The city of Columbus, Ohio, is dedicating $25 million to a redevelopment project on High Street that will eliminate a traffic lane and make the area more pedestrian-friendly. Beyond infrastructure improvements, however, officials want to use the street-level makeover to rethink how they deploy public art around the city.
According to WOSU, Columbus City Council recently approved an $81,000 contract with a local design firm to “create a strategic public art plan,” which could be a first step toward a citywide public art plan.
Despite it’s name, public art isn’t always equitably distributed — or even public, as Jen Kinney wrote for Next City last year. In San Diego, for example, new public art is often funded through what’s called a percent-for-art policy, meaning that a small percentage of costs associated with new public and private development go toward public artworks. Developers can establish new works on-site, but that means areas with hotter markets (and, thus, lots of new development) tend to get more public artworks.

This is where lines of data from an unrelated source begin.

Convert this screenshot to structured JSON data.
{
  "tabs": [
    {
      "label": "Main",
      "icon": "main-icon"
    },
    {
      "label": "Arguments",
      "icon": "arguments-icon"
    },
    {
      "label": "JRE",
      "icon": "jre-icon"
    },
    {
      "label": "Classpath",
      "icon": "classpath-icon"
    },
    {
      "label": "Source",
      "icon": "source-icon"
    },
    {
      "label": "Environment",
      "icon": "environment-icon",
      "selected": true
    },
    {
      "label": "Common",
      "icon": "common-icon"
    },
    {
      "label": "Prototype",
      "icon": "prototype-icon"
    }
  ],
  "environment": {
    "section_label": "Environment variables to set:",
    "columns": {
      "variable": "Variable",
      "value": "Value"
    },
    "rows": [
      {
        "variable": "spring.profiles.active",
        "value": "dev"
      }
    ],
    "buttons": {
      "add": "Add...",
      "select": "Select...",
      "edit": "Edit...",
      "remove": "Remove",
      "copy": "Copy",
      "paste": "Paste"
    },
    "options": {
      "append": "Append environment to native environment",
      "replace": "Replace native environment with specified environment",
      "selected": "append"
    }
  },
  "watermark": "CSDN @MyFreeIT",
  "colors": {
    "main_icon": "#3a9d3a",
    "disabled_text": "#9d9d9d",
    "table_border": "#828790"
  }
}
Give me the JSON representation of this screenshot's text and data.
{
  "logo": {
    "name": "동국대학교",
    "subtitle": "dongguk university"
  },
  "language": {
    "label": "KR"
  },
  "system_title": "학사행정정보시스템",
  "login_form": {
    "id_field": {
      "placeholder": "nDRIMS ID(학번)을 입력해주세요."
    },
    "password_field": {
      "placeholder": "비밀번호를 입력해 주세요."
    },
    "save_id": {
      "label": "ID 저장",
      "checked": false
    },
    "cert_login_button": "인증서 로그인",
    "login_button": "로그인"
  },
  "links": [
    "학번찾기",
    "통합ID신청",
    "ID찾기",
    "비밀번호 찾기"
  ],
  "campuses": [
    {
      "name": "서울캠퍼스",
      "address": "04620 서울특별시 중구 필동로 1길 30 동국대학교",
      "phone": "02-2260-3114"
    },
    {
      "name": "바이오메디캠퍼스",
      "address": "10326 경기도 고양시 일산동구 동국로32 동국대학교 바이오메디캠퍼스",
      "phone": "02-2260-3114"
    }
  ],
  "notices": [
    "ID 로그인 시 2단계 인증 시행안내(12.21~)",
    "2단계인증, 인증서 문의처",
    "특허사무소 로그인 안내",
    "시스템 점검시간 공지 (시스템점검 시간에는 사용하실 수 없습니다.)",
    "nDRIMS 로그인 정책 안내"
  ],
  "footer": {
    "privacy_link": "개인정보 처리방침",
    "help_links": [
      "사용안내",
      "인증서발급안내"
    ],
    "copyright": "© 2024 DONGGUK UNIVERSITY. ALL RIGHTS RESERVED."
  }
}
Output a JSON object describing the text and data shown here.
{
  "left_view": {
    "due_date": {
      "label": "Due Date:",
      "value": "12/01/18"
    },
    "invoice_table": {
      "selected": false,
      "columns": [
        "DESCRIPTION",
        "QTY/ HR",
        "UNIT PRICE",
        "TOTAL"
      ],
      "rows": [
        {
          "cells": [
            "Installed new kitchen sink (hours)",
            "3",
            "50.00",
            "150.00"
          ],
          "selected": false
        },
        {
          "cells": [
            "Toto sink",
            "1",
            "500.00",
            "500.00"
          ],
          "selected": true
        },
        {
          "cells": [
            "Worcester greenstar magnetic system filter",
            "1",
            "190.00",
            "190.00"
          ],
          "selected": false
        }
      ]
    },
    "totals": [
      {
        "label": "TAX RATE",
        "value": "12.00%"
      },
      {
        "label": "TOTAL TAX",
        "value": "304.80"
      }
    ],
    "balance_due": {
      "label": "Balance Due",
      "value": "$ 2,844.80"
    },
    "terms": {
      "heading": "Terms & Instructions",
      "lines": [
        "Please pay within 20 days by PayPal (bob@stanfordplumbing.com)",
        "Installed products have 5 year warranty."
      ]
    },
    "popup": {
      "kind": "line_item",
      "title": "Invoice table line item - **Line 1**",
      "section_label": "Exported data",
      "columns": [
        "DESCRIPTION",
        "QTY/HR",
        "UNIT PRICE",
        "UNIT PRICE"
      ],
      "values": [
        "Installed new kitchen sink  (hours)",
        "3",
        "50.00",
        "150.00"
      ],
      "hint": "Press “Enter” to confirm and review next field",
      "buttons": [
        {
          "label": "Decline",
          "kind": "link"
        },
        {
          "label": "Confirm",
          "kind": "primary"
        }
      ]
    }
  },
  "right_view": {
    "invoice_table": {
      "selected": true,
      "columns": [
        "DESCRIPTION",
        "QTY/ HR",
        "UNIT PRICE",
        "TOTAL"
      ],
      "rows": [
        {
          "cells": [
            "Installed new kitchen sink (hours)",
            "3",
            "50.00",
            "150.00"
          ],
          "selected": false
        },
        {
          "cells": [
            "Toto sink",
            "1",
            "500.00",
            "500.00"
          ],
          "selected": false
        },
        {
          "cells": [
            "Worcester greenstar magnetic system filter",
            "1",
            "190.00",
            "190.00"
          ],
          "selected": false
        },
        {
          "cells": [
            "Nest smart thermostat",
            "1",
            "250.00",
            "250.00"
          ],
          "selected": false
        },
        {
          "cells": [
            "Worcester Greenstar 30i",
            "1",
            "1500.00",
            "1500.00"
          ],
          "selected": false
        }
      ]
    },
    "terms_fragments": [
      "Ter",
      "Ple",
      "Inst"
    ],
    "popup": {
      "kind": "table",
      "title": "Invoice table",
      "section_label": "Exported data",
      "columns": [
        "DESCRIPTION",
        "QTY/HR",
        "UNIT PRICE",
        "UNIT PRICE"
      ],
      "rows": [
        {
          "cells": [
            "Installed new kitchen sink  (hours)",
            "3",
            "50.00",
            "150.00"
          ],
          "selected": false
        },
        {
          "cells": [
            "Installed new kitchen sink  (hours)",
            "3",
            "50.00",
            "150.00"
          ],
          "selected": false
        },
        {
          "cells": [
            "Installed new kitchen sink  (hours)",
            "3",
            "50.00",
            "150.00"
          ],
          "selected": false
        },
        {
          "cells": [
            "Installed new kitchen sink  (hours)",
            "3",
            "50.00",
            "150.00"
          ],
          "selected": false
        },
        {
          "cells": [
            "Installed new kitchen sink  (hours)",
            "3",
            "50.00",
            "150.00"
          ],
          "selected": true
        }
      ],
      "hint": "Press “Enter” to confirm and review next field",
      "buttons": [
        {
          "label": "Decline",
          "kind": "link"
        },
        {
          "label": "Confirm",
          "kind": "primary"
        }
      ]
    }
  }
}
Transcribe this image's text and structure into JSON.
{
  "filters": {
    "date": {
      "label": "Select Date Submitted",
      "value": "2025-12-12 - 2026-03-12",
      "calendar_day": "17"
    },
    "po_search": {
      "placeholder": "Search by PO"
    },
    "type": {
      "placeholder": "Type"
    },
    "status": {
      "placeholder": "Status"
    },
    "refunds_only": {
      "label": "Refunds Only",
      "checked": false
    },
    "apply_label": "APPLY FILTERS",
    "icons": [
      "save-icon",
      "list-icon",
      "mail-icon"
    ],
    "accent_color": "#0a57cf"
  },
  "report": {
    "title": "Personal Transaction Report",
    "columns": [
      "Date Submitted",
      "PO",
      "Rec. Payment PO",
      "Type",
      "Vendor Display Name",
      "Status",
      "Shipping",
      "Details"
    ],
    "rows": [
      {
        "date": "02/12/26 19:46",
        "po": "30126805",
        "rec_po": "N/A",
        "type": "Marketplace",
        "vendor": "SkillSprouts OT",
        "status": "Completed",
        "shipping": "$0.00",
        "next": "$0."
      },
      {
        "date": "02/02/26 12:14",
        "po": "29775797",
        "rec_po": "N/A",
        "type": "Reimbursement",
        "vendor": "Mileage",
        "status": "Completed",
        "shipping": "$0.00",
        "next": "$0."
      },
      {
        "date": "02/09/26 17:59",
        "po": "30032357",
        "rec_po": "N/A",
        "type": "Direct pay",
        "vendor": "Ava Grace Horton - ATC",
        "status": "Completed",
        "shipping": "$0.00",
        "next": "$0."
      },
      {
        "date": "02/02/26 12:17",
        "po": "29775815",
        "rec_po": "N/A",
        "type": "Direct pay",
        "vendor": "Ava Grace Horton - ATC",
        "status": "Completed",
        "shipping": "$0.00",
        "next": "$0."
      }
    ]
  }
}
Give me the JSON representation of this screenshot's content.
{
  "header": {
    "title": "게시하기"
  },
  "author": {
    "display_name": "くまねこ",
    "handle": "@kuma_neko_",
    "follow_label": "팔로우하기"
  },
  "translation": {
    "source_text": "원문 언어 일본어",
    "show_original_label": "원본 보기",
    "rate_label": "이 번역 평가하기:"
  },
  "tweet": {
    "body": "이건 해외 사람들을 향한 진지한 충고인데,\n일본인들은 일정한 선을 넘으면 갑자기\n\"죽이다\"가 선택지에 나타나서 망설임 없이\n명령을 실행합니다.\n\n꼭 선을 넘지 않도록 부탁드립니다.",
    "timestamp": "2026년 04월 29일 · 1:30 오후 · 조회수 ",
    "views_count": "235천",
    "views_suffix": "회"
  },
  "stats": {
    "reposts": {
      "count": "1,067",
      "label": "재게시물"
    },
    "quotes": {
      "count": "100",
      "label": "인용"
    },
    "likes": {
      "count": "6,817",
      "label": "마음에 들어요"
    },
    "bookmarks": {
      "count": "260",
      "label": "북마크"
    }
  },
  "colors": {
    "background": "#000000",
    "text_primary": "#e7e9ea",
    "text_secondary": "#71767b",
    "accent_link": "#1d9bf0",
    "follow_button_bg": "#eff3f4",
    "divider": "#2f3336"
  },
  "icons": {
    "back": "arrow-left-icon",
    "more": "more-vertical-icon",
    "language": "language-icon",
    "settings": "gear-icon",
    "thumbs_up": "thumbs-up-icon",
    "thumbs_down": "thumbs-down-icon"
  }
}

Columbus has been wrestling with similar issues. According to WOSU, the city’s installations haven’t been distributed evenly across the city in the past, primarily because most opportunities have been in downtown. Other entities do fund public art, however, so one of the city’s goals is to make sure that art is distributed equitably.
“Certainly when you go around to neighborhoods, they’re not saying they don’t want art,” Lori Baudro, the city’s public arts coordinator, told the station. “Everybody wants art, and they’re figuring out their own ways to fund it and go about it.”
Amanda Golden of Designing Local (the design firm tasked with creating the strategic plan) told the station that the public outreach will shape the document.
“In order for us to do a plan that is owned and excited and appreciated by the people who live and work and love High Street, we are spending a lot of time on community engagement,” she said.
A series of public meetings began this week and will continue through September.
Rachel Dovey is an award-winning freelance writer and former USC Annenberg fellow living at the northern tip of California’s Bay Area. She writes about infrastructure, water and climate change and has been published by Bust, Wired, Paste, SF Weekly, the East Bay Express and the North Bay Bohemian.